When non-whites are the authors, the main characters are just as generally non-white–there is an entire genre of television known as the “black sitcom“. This fiction is usually viewed as a counterweight to generally white fiction rather than as reverse racism, but if we sit down and watch one of these shows, we quickly see that all too often, the characters are not merely black, but they are black stereotypes, meant to not merely give black people characters to identify with, but characters that are theirs, that many white people cannot, by design, relate to. This makes racial targeting an explicit goal of the show, not an unintended side effect of the author’s tendency to self-bias. There are many black kids who love Star Wars, but there are not many white fans of the works of Tyler Perry. The racial bias of the former is incidental, the latter is intentional.
The reason whiteness is still generally default is that the authors of fiction and the owners of movie studios and publishing companies in our society still tend to be white. They inevitably think of their fiction and their characters as extensions of themselves and project their own identities and traits onto the worlds they create. Harris has her causes and effects reversed; making Harry Potter a frog or Santa a penguin is beside the point. If we really want an inclusive society, we need non-white content creators–black JK Rowlings and Stephen Spielbergs, not frog Potters. How do we get non-whites into those kinds of positions? By equalizing economic opportunity among the races.
Black kids don’t need frog Potter, they need better schools, better home environments, and access to more resources. There’s a tendency for bourgeois intellectuals to begin commenting on racism as if it exists in a vacuum, as if all we need to do is change the way we talk or think about race. They forget that for the victims of racial inequality, the problem runs far deeper. They don’t merely “feel different”–these people are actually being systematically denied the economic opportunity necessary to pursue lives of their choosing. No progress on racial issues will be made so long as skin color is a reliable predictor of wealth. The rest of this is mere sideshow. For the average black person in America, the color of Santa Claus isn’t the problem, the problem is paying rent, or paying for college, or finding a decent school or job, and when we indulge in the mental masturbation of culture critique, we trivialize racism and ignore the terrible harms it still inflicts.
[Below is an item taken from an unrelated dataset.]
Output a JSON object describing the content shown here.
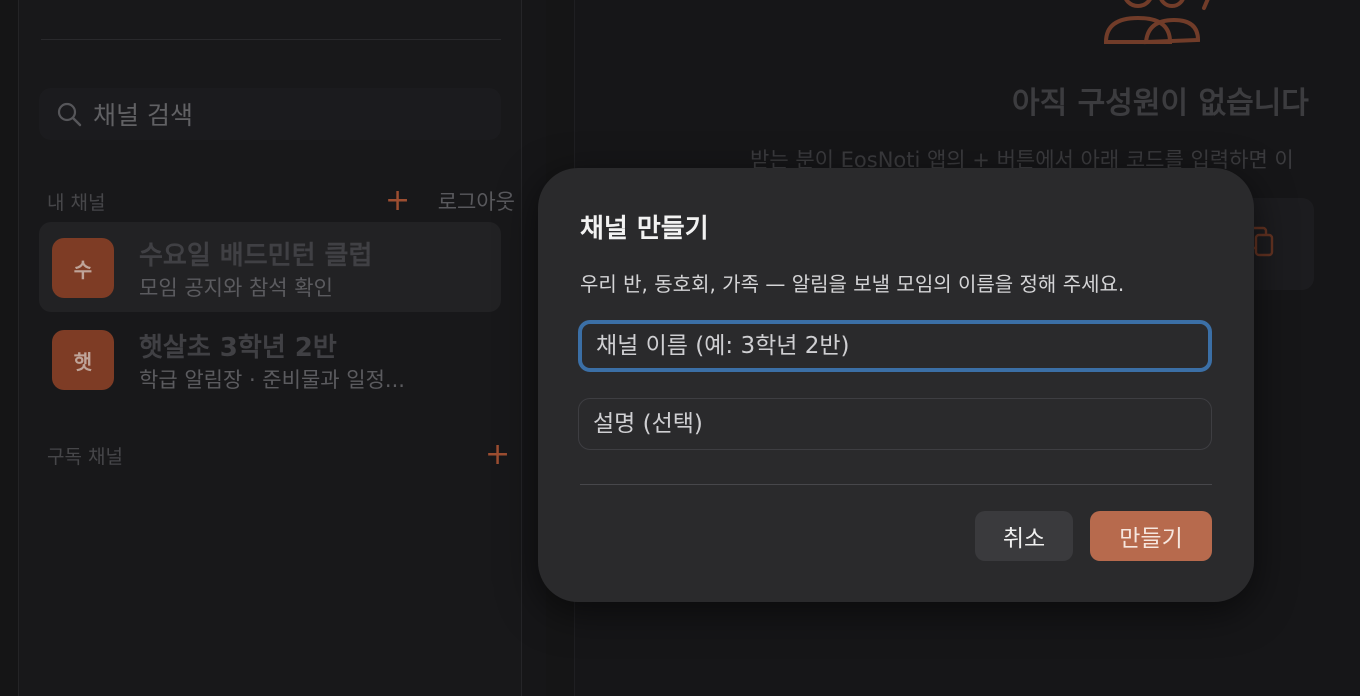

When it comes to improving the life chances of black people in this country, Aisha Harris is doing no more work than Megyn Kelly.